***** Data *****
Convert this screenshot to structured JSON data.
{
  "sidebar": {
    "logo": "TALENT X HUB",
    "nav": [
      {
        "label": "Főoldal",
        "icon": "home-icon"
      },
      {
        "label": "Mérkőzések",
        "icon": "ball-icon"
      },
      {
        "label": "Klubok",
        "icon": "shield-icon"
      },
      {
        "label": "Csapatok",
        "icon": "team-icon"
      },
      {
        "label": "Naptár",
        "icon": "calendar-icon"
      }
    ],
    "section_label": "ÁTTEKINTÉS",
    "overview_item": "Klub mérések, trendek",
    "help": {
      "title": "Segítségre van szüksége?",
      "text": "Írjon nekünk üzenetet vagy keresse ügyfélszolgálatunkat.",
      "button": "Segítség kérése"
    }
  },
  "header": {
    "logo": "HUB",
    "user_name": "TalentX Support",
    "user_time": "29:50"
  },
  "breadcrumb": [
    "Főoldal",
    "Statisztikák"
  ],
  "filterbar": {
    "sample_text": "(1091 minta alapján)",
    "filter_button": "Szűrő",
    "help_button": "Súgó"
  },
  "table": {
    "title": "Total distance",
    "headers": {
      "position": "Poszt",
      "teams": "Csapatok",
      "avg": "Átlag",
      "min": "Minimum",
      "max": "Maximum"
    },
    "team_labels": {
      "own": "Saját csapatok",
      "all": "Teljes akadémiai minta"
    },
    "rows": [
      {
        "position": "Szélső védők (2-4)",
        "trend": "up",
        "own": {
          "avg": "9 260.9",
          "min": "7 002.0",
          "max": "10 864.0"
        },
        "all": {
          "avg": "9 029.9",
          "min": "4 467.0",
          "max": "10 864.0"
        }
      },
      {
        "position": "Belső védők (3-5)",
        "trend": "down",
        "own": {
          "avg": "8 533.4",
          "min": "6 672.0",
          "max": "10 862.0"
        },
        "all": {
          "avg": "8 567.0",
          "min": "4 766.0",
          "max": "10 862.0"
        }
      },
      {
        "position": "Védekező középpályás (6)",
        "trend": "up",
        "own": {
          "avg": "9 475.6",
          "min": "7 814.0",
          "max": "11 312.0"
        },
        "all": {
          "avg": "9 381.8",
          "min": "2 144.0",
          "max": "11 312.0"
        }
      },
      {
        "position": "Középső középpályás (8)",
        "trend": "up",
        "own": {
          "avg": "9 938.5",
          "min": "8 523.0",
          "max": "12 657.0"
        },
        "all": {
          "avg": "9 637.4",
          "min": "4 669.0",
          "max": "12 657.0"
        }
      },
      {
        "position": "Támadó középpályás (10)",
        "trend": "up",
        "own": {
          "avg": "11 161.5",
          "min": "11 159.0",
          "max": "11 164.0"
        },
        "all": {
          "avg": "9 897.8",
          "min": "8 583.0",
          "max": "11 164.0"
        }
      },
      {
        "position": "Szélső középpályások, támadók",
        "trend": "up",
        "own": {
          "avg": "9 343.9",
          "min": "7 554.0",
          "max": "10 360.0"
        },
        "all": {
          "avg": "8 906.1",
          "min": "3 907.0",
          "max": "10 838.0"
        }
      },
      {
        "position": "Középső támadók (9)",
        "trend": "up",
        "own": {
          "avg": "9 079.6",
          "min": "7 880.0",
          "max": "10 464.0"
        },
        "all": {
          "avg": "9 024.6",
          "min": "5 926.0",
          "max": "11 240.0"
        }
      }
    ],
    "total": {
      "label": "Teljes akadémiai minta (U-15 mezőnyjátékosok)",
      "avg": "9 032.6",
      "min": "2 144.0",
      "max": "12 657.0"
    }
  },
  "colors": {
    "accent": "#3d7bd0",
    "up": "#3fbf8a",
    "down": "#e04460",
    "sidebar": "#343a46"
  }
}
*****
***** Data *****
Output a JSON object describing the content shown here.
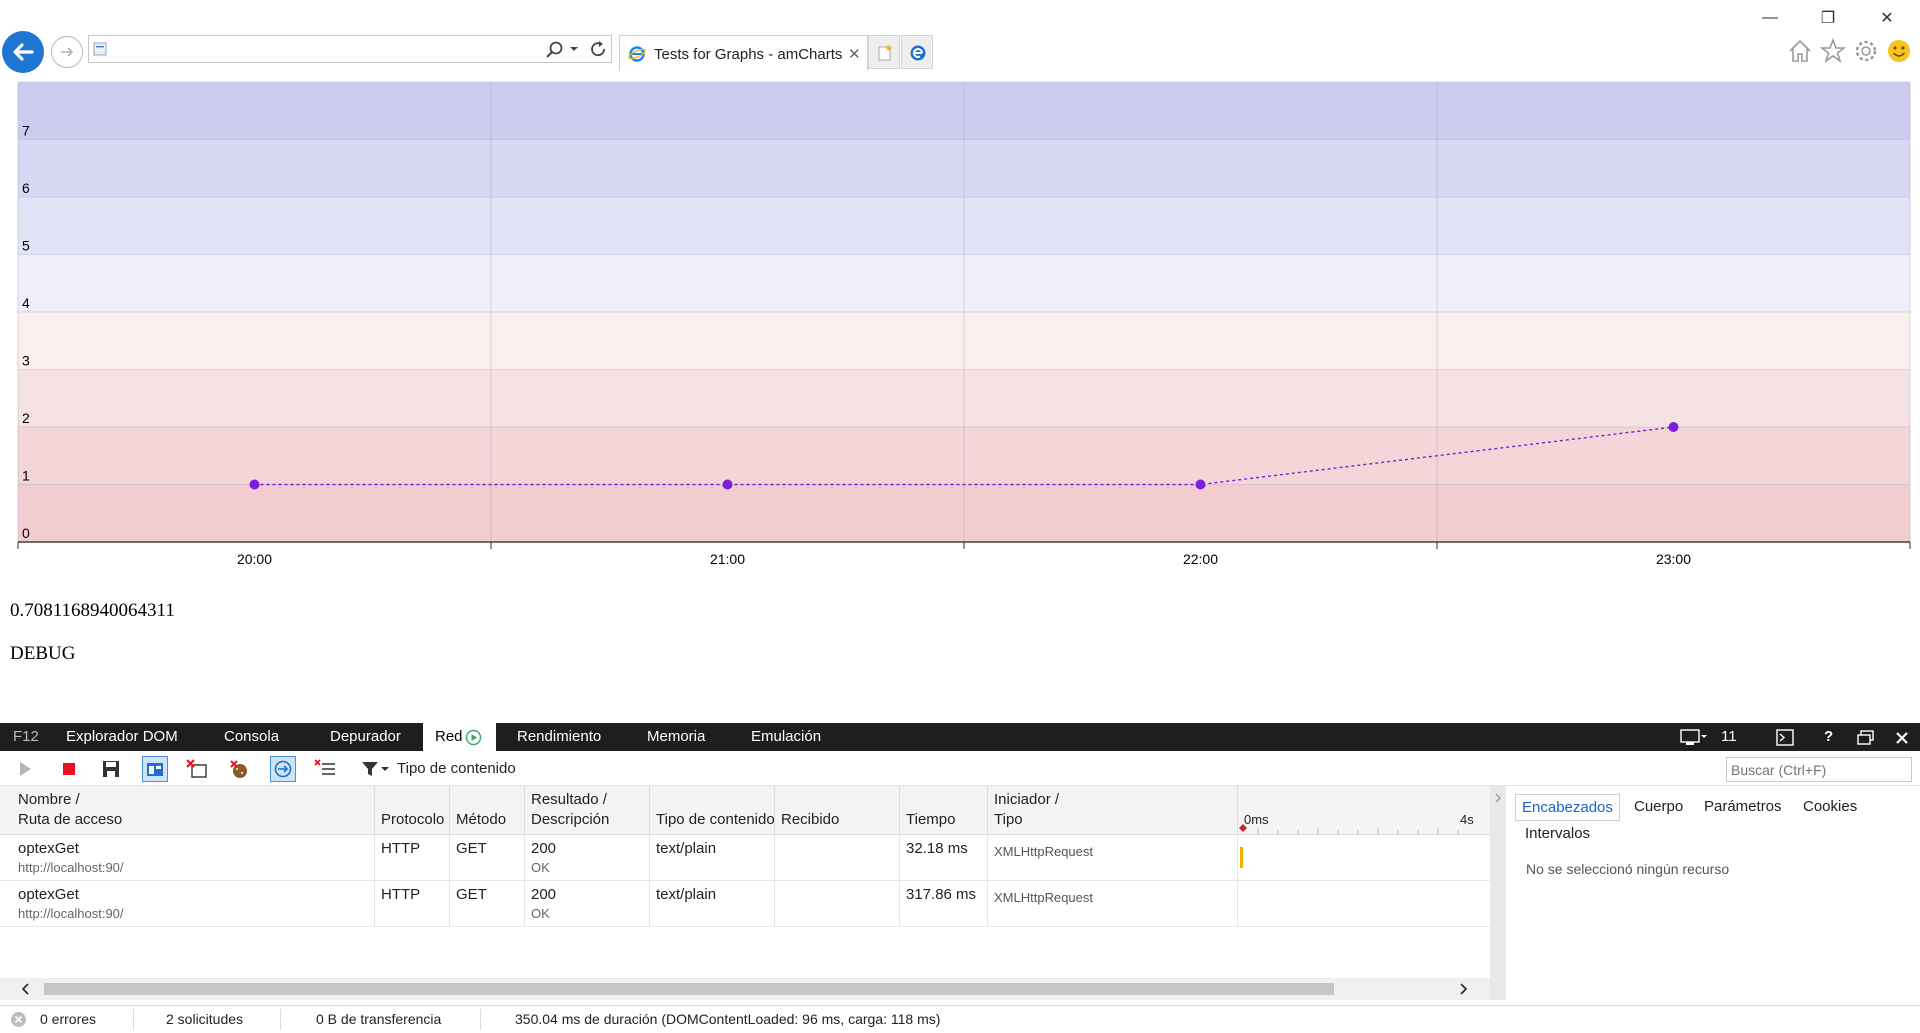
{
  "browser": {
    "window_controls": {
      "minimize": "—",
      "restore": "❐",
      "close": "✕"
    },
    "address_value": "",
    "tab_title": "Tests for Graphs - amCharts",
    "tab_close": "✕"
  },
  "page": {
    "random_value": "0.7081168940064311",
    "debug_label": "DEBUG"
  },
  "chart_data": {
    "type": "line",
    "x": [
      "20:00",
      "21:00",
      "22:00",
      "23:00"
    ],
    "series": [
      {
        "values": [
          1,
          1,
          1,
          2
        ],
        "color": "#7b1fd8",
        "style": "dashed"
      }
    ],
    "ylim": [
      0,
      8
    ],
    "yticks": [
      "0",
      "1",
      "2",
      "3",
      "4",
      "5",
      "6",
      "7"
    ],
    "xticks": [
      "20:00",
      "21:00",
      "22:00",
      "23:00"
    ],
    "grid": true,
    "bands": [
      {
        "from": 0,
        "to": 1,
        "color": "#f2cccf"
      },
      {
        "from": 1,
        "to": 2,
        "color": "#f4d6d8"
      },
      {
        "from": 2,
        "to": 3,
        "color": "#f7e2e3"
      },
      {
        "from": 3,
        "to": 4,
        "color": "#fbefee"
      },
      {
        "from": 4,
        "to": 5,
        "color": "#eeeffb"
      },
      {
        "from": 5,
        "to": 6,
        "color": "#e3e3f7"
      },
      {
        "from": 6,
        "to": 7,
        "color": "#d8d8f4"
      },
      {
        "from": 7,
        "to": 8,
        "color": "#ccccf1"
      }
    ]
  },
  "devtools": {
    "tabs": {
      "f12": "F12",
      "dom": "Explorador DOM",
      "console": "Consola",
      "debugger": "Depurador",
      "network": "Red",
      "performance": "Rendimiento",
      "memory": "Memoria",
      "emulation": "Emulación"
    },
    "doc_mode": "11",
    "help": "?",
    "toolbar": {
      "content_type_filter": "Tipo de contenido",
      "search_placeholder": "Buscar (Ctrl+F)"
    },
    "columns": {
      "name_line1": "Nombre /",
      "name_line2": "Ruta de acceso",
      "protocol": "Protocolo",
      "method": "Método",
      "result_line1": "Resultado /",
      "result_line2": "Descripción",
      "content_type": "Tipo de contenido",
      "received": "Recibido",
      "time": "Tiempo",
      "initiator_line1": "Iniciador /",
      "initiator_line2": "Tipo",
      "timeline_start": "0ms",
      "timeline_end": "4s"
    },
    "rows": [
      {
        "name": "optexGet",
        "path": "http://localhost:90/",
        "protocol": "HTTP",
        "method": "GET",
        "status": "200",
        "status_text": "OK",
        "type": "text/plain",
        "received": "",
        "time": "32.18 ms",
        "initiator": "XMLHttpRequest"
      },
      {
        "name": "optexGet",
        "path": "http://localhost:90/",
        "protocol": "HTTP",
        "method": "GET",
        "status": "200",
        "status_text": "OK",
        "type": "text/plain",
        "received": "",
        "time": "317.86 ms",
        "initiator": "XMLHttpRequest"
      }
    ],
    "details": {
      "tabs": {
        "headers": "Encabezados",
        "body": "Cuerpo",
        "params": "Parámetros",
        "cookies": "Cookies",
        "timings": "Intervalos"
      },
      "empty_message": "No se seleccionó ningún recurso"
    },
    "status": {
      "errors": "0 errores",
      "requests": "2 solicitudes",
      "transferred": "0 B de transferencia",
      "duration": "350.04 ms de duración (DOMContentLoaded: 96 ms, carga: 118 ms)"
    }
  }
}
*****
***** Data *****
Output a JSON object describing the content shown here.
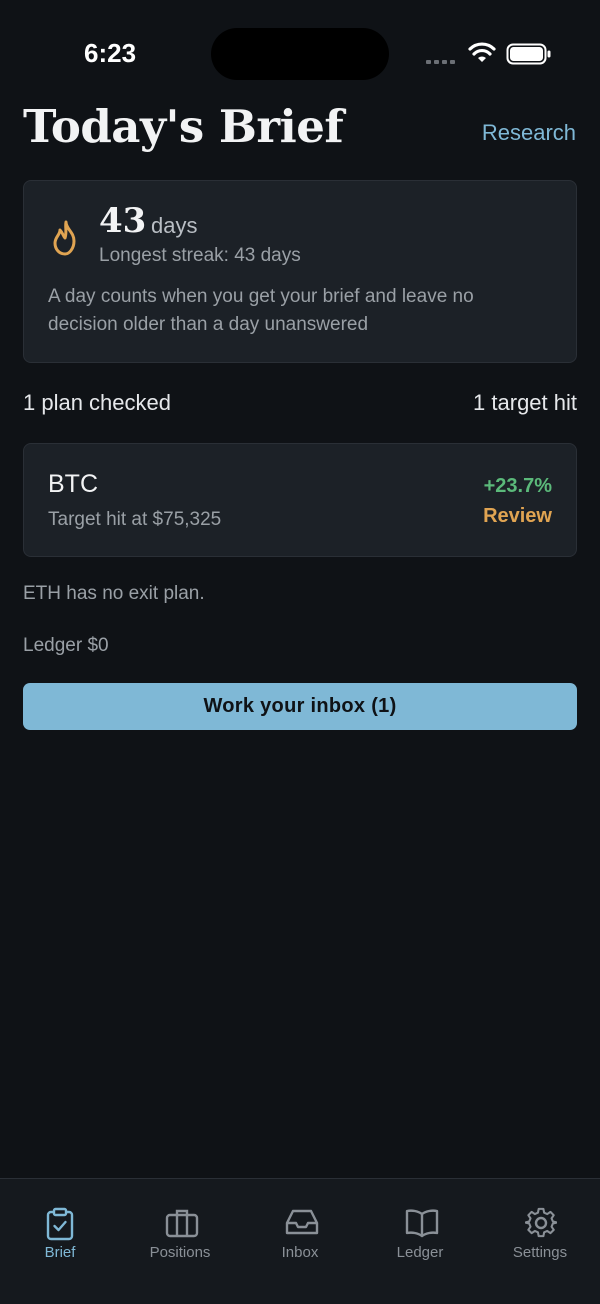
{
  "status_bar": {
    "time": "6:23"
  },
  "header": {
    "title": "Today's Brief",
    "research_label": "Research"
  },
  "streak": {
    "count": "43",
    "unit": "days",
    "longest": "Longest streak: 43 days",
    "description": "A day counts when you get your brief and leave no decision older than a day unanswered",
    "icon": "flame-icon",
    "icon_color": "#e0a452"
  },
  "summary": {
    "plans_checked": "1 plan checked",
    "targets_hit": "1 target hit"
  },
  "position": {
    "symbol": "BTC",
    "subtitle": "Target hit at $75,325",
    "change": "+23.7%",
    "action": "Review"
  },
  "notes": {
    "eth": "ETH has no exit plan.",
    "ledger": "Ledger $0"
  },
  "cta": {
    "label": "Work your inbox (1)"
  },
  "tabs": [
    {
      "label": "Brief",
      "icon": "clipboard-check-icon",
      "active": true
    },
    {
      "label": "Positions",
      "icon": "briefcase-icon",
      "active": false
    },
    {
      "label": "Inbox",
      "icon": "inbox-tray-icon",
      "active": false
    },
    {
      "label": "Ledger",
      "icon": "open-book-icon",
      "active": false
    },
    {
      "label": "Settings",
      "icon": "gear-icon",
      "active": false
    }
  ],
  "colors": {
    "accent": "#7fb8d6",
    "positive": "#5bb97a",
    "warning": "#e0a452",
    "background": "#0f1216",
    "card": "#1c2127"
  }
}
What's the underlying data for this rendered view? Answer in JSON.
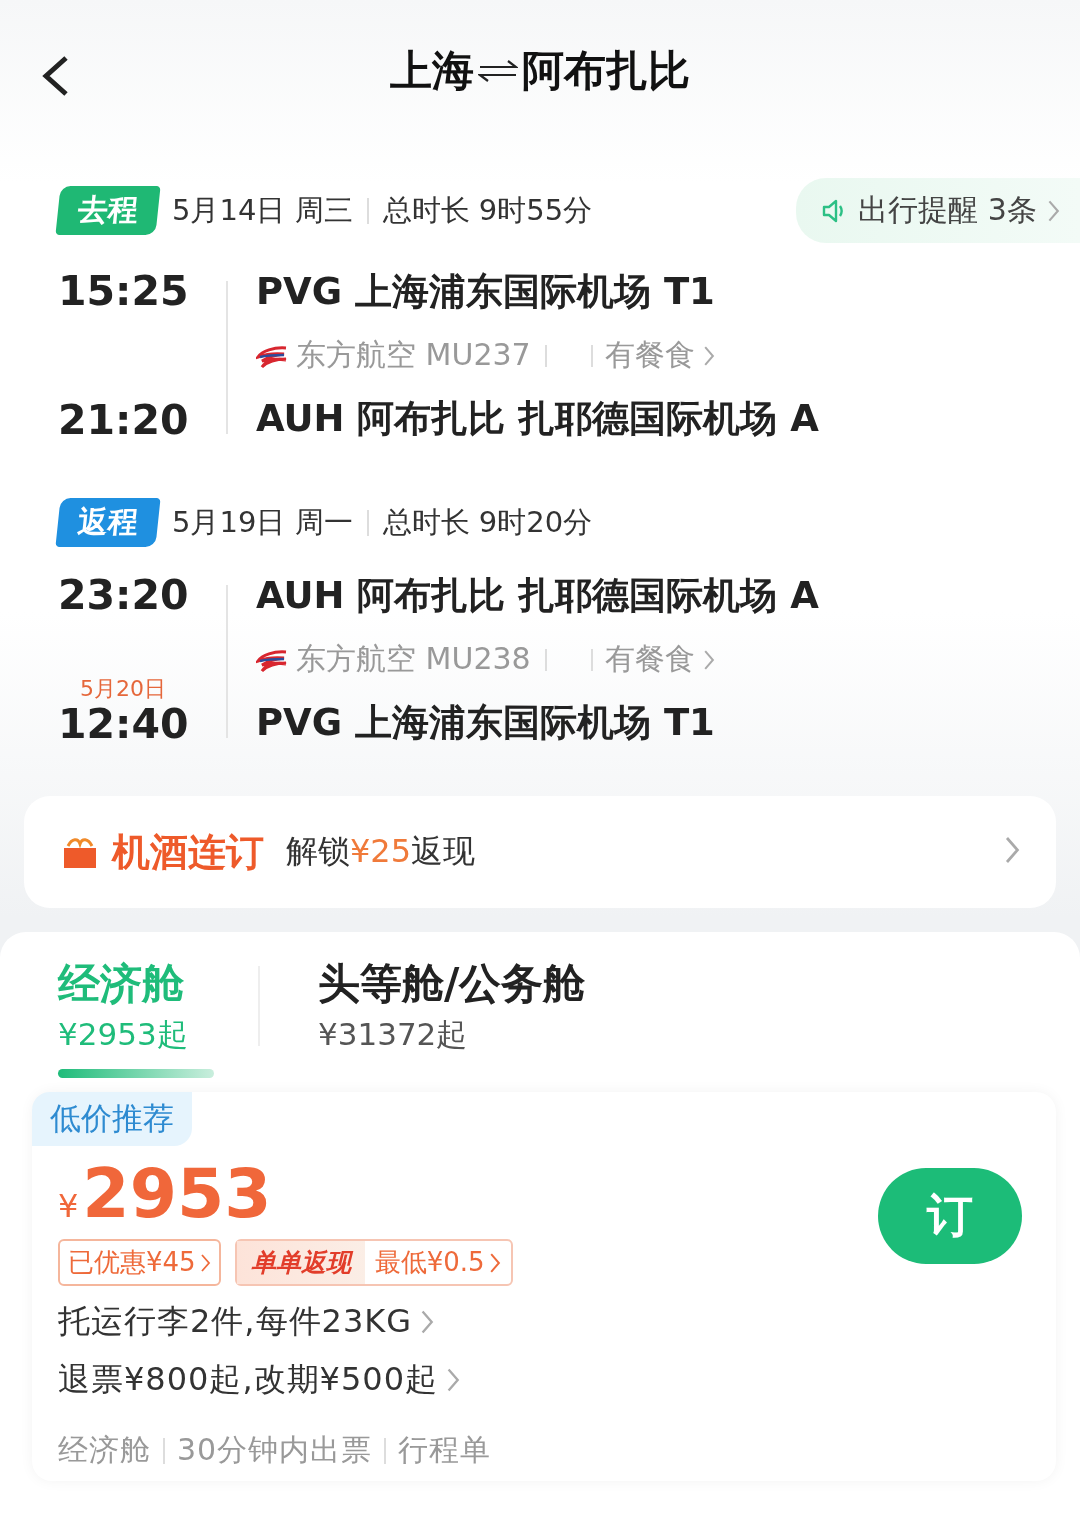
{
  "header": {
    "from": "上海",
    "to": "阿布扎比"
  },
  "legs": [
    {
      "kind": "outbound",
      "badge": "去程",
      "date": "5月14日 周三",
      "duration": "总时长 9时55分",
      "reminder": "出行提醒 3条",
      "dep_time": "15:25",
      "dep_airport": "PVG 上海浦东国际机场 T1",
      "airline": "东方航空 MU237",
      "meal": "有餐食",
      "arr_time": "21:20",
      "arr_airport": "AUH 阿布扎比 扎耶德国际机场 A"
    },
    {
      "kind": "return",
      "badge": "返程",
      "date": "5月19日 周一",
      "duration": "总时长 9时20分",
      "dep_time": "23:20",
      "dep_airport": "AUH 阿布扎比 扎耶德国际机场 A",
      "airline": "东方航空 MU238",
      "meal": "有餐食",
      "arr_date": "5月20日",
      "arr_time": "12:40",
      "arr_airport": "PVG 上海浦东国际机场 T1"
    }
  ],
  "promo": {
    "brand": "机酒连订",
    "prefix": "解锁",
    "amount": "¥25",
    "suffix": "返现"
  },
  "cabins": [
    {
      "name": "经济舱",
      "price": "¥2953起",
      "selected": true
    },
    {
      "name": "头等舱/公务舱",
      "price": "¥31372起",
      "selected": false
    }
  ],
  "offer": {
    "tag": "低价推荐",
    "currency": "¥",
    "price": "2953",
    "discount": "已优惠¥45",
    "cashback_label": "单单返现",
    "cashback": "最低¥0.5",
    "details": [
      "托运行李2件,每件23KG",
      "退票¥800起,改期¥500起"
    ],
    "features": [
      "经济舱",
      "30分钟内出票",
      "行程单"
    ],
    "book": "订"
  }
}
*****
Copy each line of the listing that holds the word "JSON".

Convert this screenshot to structured JSON data.
Output a JSON object describing the content shown here.
Output a JSON object describing the content shown here.
What's the underlying data for this rendered view? Answer in JSON.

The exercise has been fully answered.